Shell posted a current cost of supply (CCS) net profit of $6.1bn (£3.8bn), down from $7.2 billion the previous year and shy of analysts' forecasts of around $6.3bn.
Stripping out the charges for UK tax changes, US gas prices and other factors, which include charges from upstream earnings, the bottom line came in at $6.6bn, down 6 percent from last year.
"Our earnings were driven by lower oil and gas prices, and lower chemicals margins, which offset the benefits of our operating performance, underlying growth in oil and gas production, and higher results in Integrated Gas and Oil Products," says Peter Voser, CEO of Royal Dutch Shell.
"We continue to refresh our portfolio, launching new oil and gas developments, making new exploration discoveries, purchasing new liquids-rich shale acreage and increasing our positions in oil and gas fields where we can add value with our innovation and scale. We are also continuing with our capital efficiency drive, selling down positions where others can add more value. We have announced around $6 billion of acquisitions and new acreage and also around $6 billion of asset sales in 2012, which will better position Shell for growth," he adds.
Force majeures in Nigerian oil production due to security breaches contributed to a fall in global liquids production of 5 percent, while gas output fell 4 percent.
Although cash flow from operating activities for the third quarter 2012 was $9.5bn, compared with $11.6bn in the same quarter last year, Shell kept dividends steady at $0.43, unchanged from the second quarter and against $0.42 a year ago.

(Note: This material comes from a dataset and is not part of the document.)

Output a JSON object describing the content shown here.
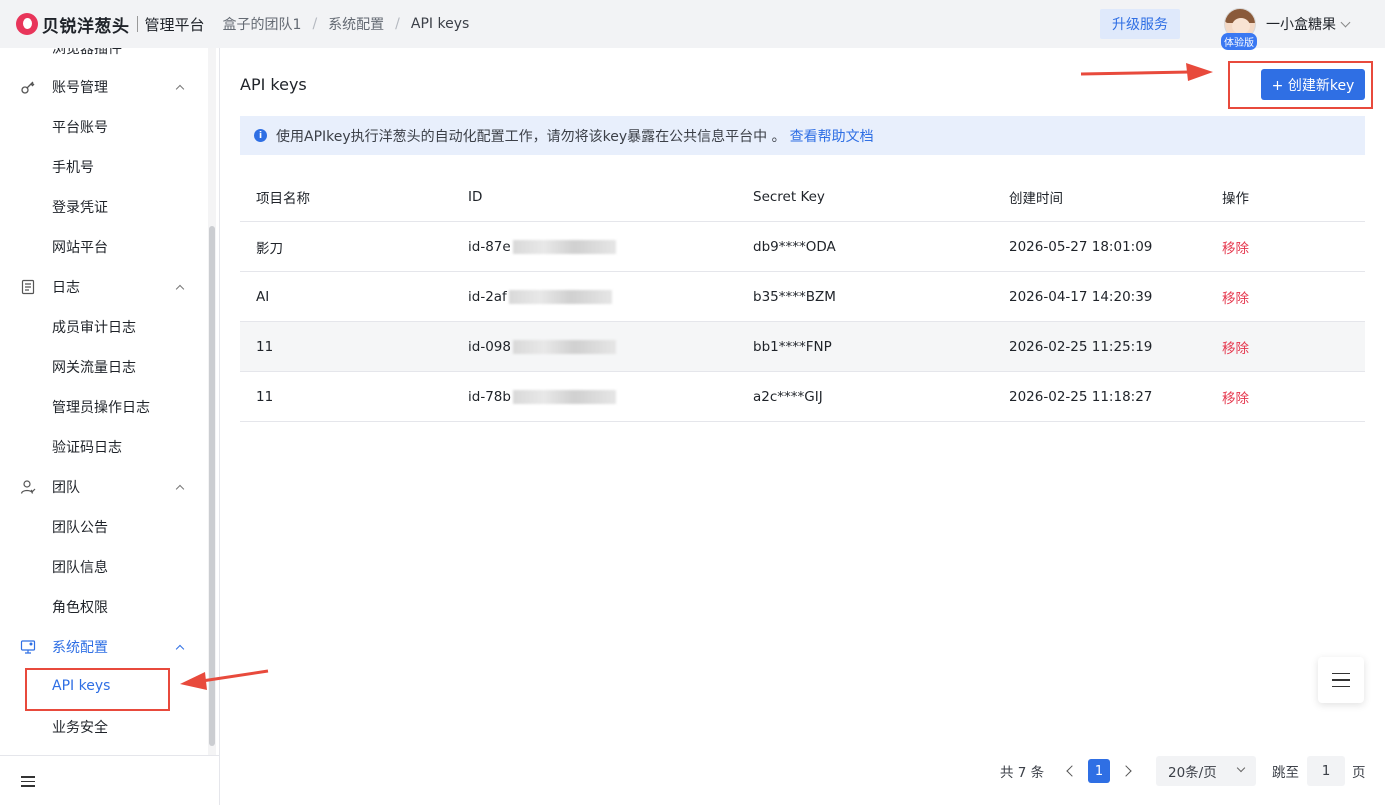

Shell stocks traded were little changed in the opening minutes of London trading, rising around 0.7 percent to 2,139.50p. The stock is down around 9.8 percent so far this year.